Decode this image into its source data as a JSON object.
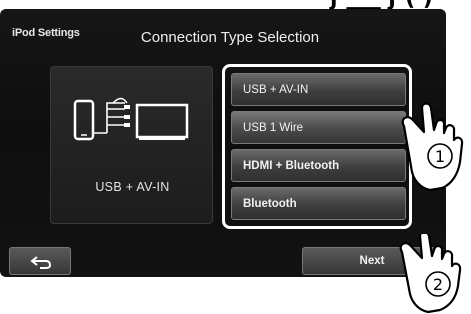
{
  "header": {
    "section_label": "iPod Settings",
    "title": "Connection Type Selection"
  },
  "preview": {
    "label": "USB + AV-IN"
  },
  "options": [
    {
      "label": "USB + AV-IN",
      "selected": false
    },
    {
      "label": "USB 1 Wire",
      "selected": true
    },
    {
      "label": "HDMI + Bluetooth",
      "selected": false
    },
    {
      "label": "Bluetooth",
      "selected": false
    }
  ],
  "footer": {
    "next_label": "Next"
  },
  "callouts": {
    "step_1": "1",
    "step_2": "2"
  },
  "colors": {
    "screen_bg": "#121212",
    "button_top": "#6a6a6a",
    "button_bottom": "#2f2f2f",
    "highlight_frame": "#ffffff"
  }
}
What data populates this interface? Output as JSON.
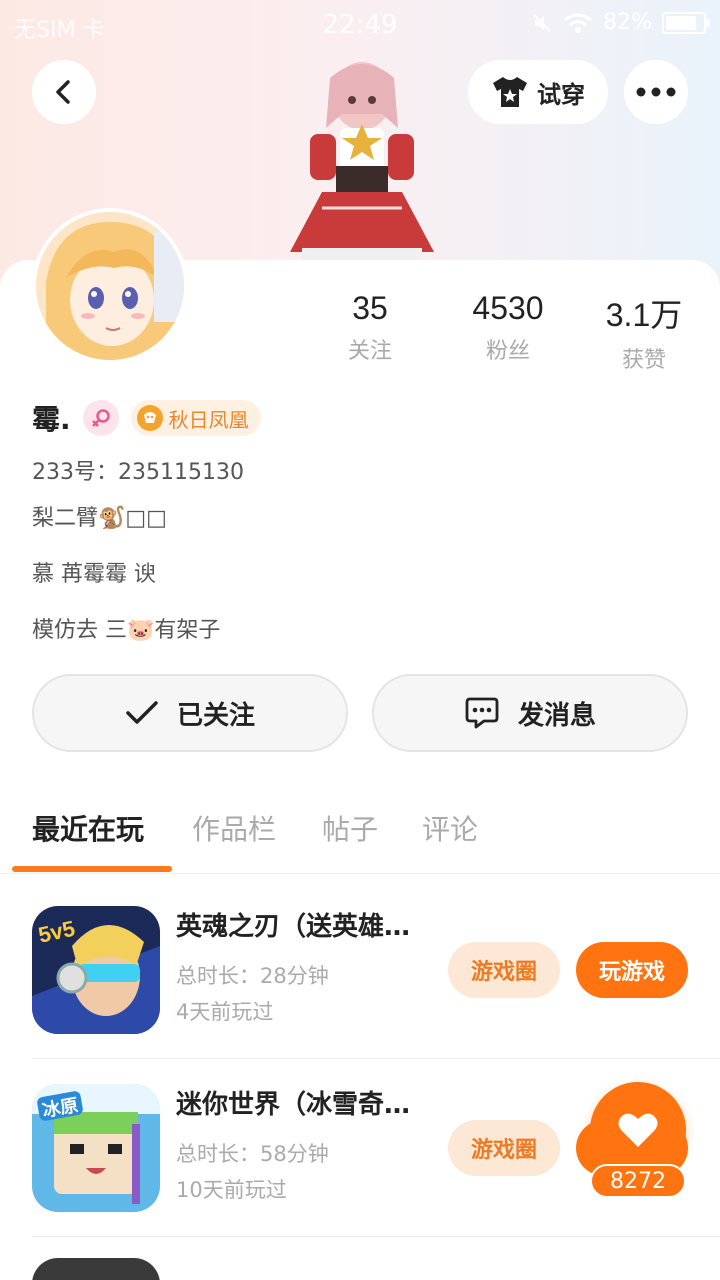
{
  "status_bar": {
    "carrier": "无SIM 卡",
    "time": "22:49",
    "battery": "82%",
    "battery_level": 0.82
  },
  "header": {
    "tryon_label": "试穿"
  },
  "profile": {
    "stats": [
      {
        "value": "35",
        "label": "关注"
      },
      {
        "value": "4530",
        "label": "粉丝"
      },
      {
        "value": "3.1万",
        "label": "获赞"
      }
    ],
    "name": "霉.",
    "title_badge": "秋日凤凰",
    "id_line": "233号：235115130",
    "bio_lines": [
      "梨二臂🐒□□",
      "慕 苒霉霉 谀",
      "模仿去 三🐷有架子"
    ]
  },
  "actions": {
    "follow_label": "已关注",
    "message_label": "发消息"
  },
  "tabs": [
    "最近在玩",
    "作品栏",
    "帖子",
    "评论"
  ],
  "games": [
    {
      "title": "英魂之刃（送英雄…",
      "duration": "总时长：28分钟",
      "last_played": "4天前玩过",
      "circle_label": "游戏圈",
      "play_label": "玩游戏"
    },
    {
      "title": "迷你世界（冰雪奇…",
      "duration": "总时长：58分钟",
      "last_played": "10天前玩过",
      "circle_label": "游戏圈",
      "play_label": "玩游戏"
    }
  ],
  "like": {
    "count": "8272"
  },
  "colors": {
    "accent": "#ff7410",
    "accent_light": "#fde8d6",
    "badge": "#e8862a"
  }
}
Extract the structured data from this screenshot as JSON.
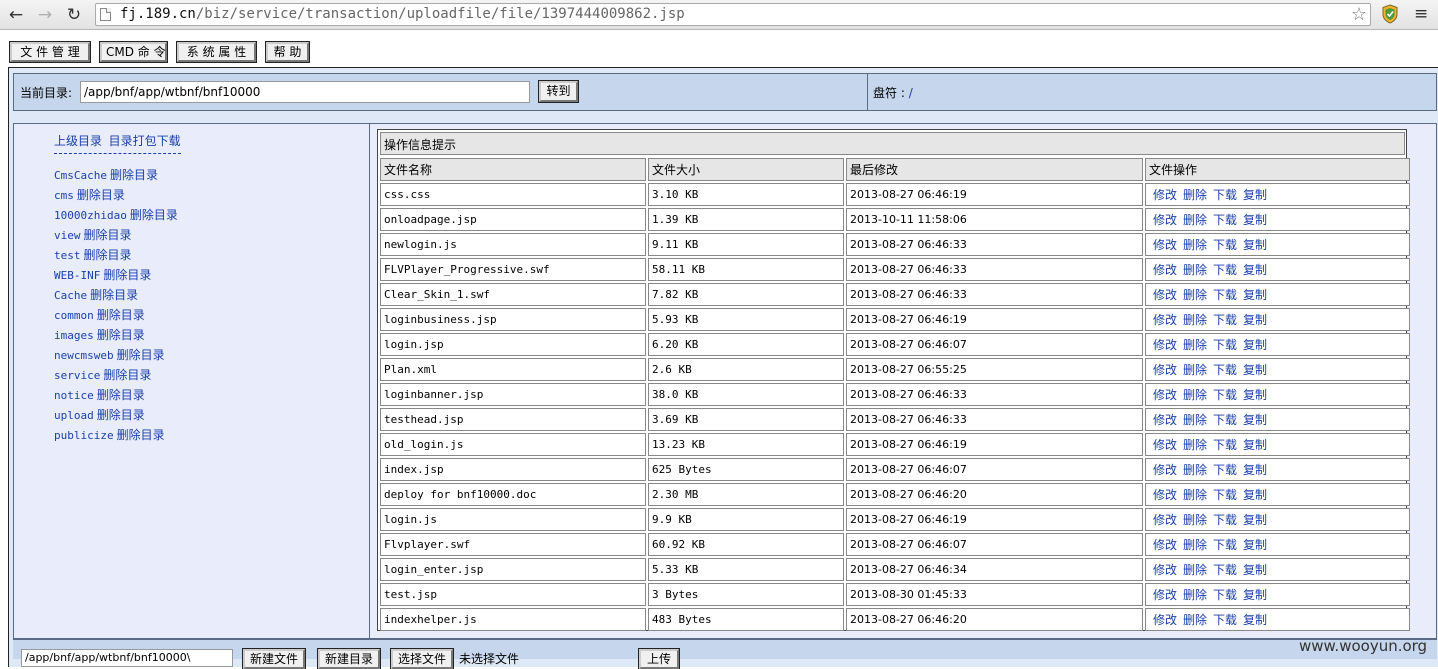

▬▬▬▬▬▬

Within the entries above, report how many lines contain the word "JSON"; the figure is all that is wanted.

3